At St Michael's we aim to ensure our pupils develop a love of reading and:

  • Read with confidence, fluency and understanding whilst using a range of independent strategies to help them enjoy and understand their reading.

  • Understand the sound and spelling system (through Read Write Inc) and use this to read accurately.

  • Have an interest in a wide range of texts and read for pleasure and information.


At St Michael's we teach phonics, primarily using the ReadWriteInc  systematic,synthetic phonics reading scheme.


In Nursery we teach phonics through Letters and Sounds Phase One which focuses on listening skills, music, songs and rhymes to support phonics skills in Early Years. We use a variety of fun activities and the outdoor environment to tune children's speaking and listening skills. When children are ready, they move to learning the picture and sound card linked to ReadWriteInc.


From Reception and into Key Stage One and Two where appropriate, we teach phonics through ReadWriteInc which supports children in learning how to read and write. Children learn in small ability groups; learning sounds, reading words, reading books and writing.


All our teachers and teaching assistants are trained ReadWriteInc teachers and deliver a phonics session to their group once a day. (please see attached ReadWriteInc information for more details).


Children will bring home Phonics homework to support the learning of sounds and ‘tricky red words. ’Parental support is, as always, essential for their success and progress in reading.



From Year 2 when they are ready children develop their reading skills through daily sessions in Accelerated Reader reading time. Children are assessed each half term using a Star Reader Quiz so that they are able to choose books within a reading range that will help them to build their reading skills and enjoyment of reading. When they have practised reading their books and can read them fluently and discuss them, they take a short quiz linked to the books that they have read. These quizzes enable the children to practise the reading skills that they work on in their class reading sessions: vocabulary, inference, prediction, explanation, retrieval, summary and sequence. Teachers monitor this daily reading, support children with their work and guide them with book choices within their ability reading range. 


Reading Lessons in KS1 and KS2

Children in Year 1 to 6 have a weekly, whole class reading lesson to help them develop their reading skills. In this lesson they will practise a specific skill or skills. This is guided work by the class teacher and then time is given for children to practise the skills through partner work or individual tasks. 


Reading books 

Children who are accessing phonic lessons will bring home a book linked to the text that they are reading in ReadWriteInc lessons. They will also bring home a book that they have chosen to read for pleasure or have read to them. 


Children who are accessing Accelerated Reader lessons will bring home their Accelerated Reader book. 


Children are asked to read daily at home. 


We are developing our library at St Michael’s and will soon be opening this so that children can use it to choose additional books, both fiction and non-fiction, to read at home or school.


Our reading curriculum

We have chosen carefully selected texts from the Centre for Literacy in Primary Education (CLPE), as the focus for reading in our English lessons.

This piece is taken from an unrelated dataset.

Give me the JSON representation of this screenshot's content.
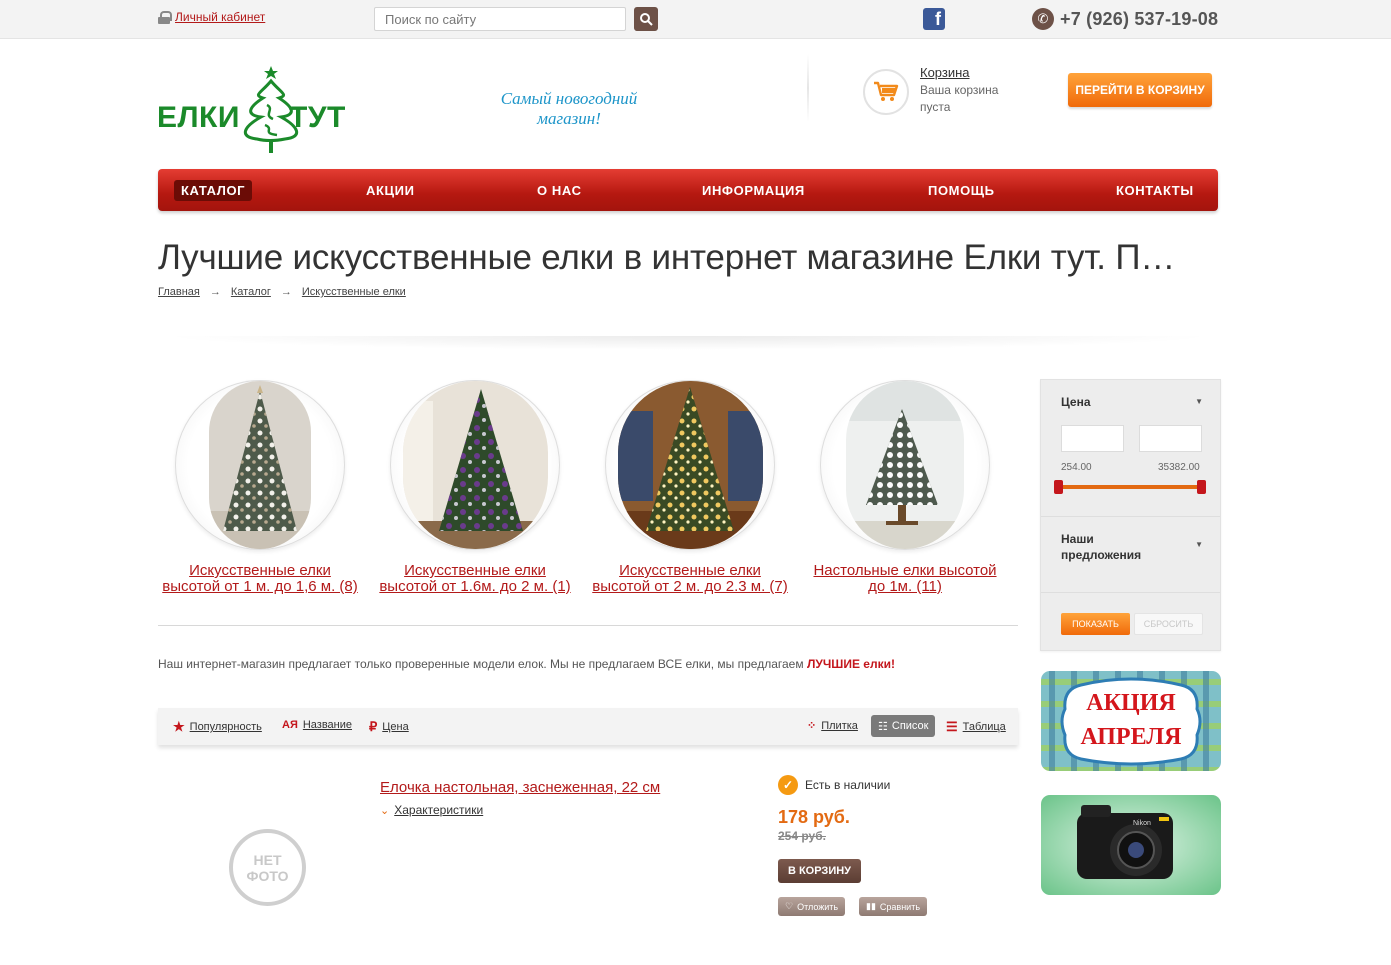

These include fiction, non-fiction and poetry from a range of high-quality authors.  In addition to these texts teachers also select books to read to the children at the end of each day. This encourages love of story and reading for pleasure.


Parents as reading teachers.

Children begin their reading journey at an early age with adults sharing books with them, asking them lots of questions, having conversations, singing songs and rhymes or by having fun with words but this doesn't need to stop when they get older. Older children continue to enjoy being read to and talking about the texts that they are reading.


Michael Rosen tells us - 

•‘From the day our children are born (yes) to the day they tell us to stop, we should read to them’